because their computer is still not turned on, so they MvGO to #1.
On top of this, we will probably have a new cadre of Official
Miva Develerpers (kinda like 'Venders') who will inundate the mailing
lists with repetitive "We offer a module that can do that" messages.
And to qualify for entry onto this prestigious developers' list you must first
know how to turn on your computer. Oh, you'll also probably have to know some
secret link on their web site (like Jeff's Merchant Support pages) which will
auto-reg you as a developer on the first page load. Oh yeah, the other qualifier
will be that you will have to pay them $125.00 annual dues; but you will get one
free 5-minute tech support call each year! Billed from time of connection,
average hold time only 6-hours for pre-paid accounts, and a mere 72-hours hold
time without pre-pay.
August '99 -- Once again the great MC 'disses me most dramatically
(public sniveling exhibit subject Re: [meu] File upload and global time out
on the mm-coders list). Well FYT.
To the tune of the chorus of "Sound of Music"
The hills are alive with the sound of Cold Fusion
With none of the pain from Miva Corp . . .
A lawsuit prohibits
inclusion of the actual text of the original parody. Apparently you are not
allowed to mention Cold Fusion without your site being served by a $52,295
Proliant SQL server running on a Tiger cluster behind a Checkpoint firewall,
hosted by AT&T's SpaceLab platform (which orbiting Uranus at the
August '99 -- Realized that even though these pages have
been complete for some time now, they had never been published. Wow. Maybe that
explains the low hit rate. But my Miva Counter script had said I've been getting
32,387,475,298.099930 hits a day for seven years now! Golly geez, there must be

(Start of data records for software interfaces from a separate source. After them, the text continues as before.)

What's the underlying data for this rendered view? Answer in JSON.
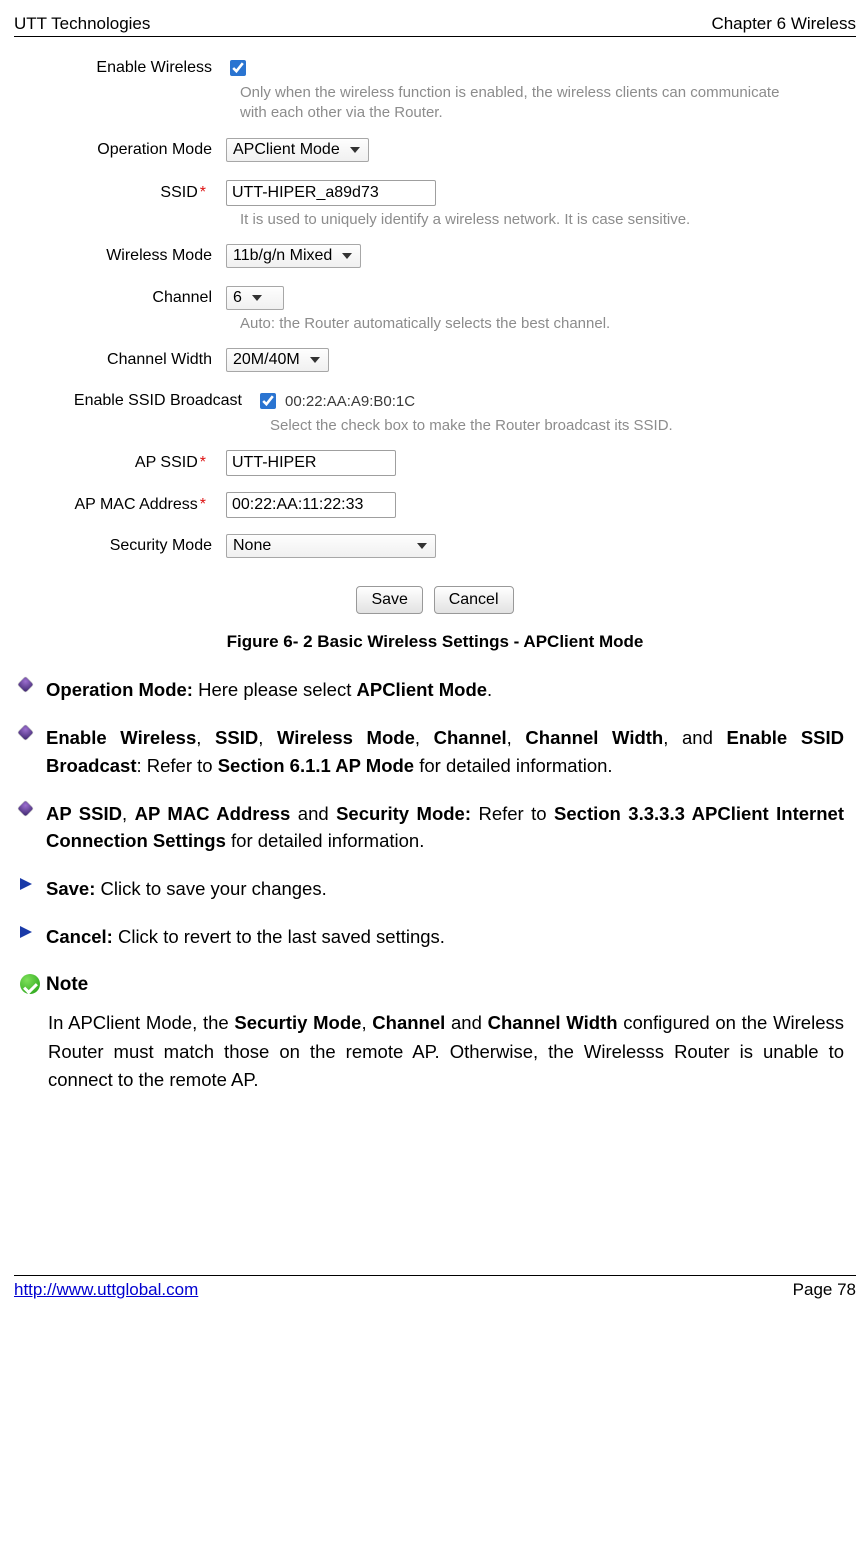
{
  "header": {
    "left": "UTT Technologies",
    "right": "Chapter 6 Wireless"
  },
  "form": {
    "enable_wireless": {
      "label": "Enable Wireless",
      "hint": "Only when the wireless function is enabled, the wireless clients can communicate with each other via the Router."
    },
    "operation_mode": {
      "label": "Operation Mode",
      "value": "APClient Mode"
    },
    "ssid": {
      "label": "SSID",
      "value": "UTT-HIPER_a89d73",
      "hint": "It is used to uniquely identify a wireless network. It is case sensitive."
    },
    "wireless_mode": {
      "label": "Wireless Mode",
      "value": "11b/g/n Mixed"
    },
    "channel": {
      "label": "Channel",
      "value": "6",
      "hint": "Auto: the Router automatically selects the best channel."
    },
    "channel_width": {
      "label": "Channel Width",
      "value": "20M/40M"
    },
    "enable_ssid_broadcast": {
      "label": "Enable SSID Broadcast",
      "mac": "00:22:AA:A9:B0:1C",
      "hint": "Select the check box to make the Router broadcast its SSID."
    },
    "ap_ssid": {
      "label": "AP SSID",
      "value": "UTT-HIPER"
    },
    "ap_mac": {
      "label": "AP MAC Address",
      "value": "00:22:AA:11:22:33"
    },
    "security_mode": {
      "label": "Security Mode",
      "value": "None"
    },
    "buttons": {
      "save": "Save",
      "cancel": "Cancel"
    }
  },
  "caption": "Figure 6- 2 Basic Wireless Settings - APClient Mode",
  "bullets": {
    "b1_pre": "Operation Mode: ",
    "b1_mid": "Here please select ",
    "b1_bold": "APClient Mode",
    "b1_post": ".",
    "b2a": "Enable Wireless",
    "b2b": "SSID",
    "b2c": "Wireless Mode",
    "b2d": "Channel",
    "b2e": "Channel Width",
    "b2and": ", and ",
    "b2f": "Enable SSID Broadcast",
    "b2ref": ": Refer to ",
    "b2sec": "Section 6.1.1 AP Mode",
    "b2end": " for detailed information.",
    "b3a": "AP SSID",
    "b3b": "AP MAC Address",
    "b3and": " and ",
    "b3c": "Security Mode:",
    "b3ref": " Refer to ",
    "b3sec": "Section 3.3.3.3 APClient Internet Connection Settings",
    "b3end": " for detailed information.",
    "b4_bold": "Save:",
    "b4_rest": " Click to save your changes.",
    "b5_bold": "Cancel:",
    "b5_rest": " Click to revert to the last saved settings."
  },
  "note": {
    "head": "Note",
    "p1a": "In APClient Mode, the ",
    "p1b": "Securtiy Mode",
    "p1c": ", ",
    "p1d": "Channel",
    "p1e": " and ",
    "p1f": "Channel Width",
    "p1g": " configured on the Wireless Router must match those on the remote AP. Otherwise, the Wirelesss Router is unable to connect to the remote AP."
  },
  "footer": {
    "url": "http://www.uttglobal.com",
    "page": "Page 78"
  }
}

something wrong with this internet thing, 'cause we all know that there are no
timing problems in the Empresa engine, right?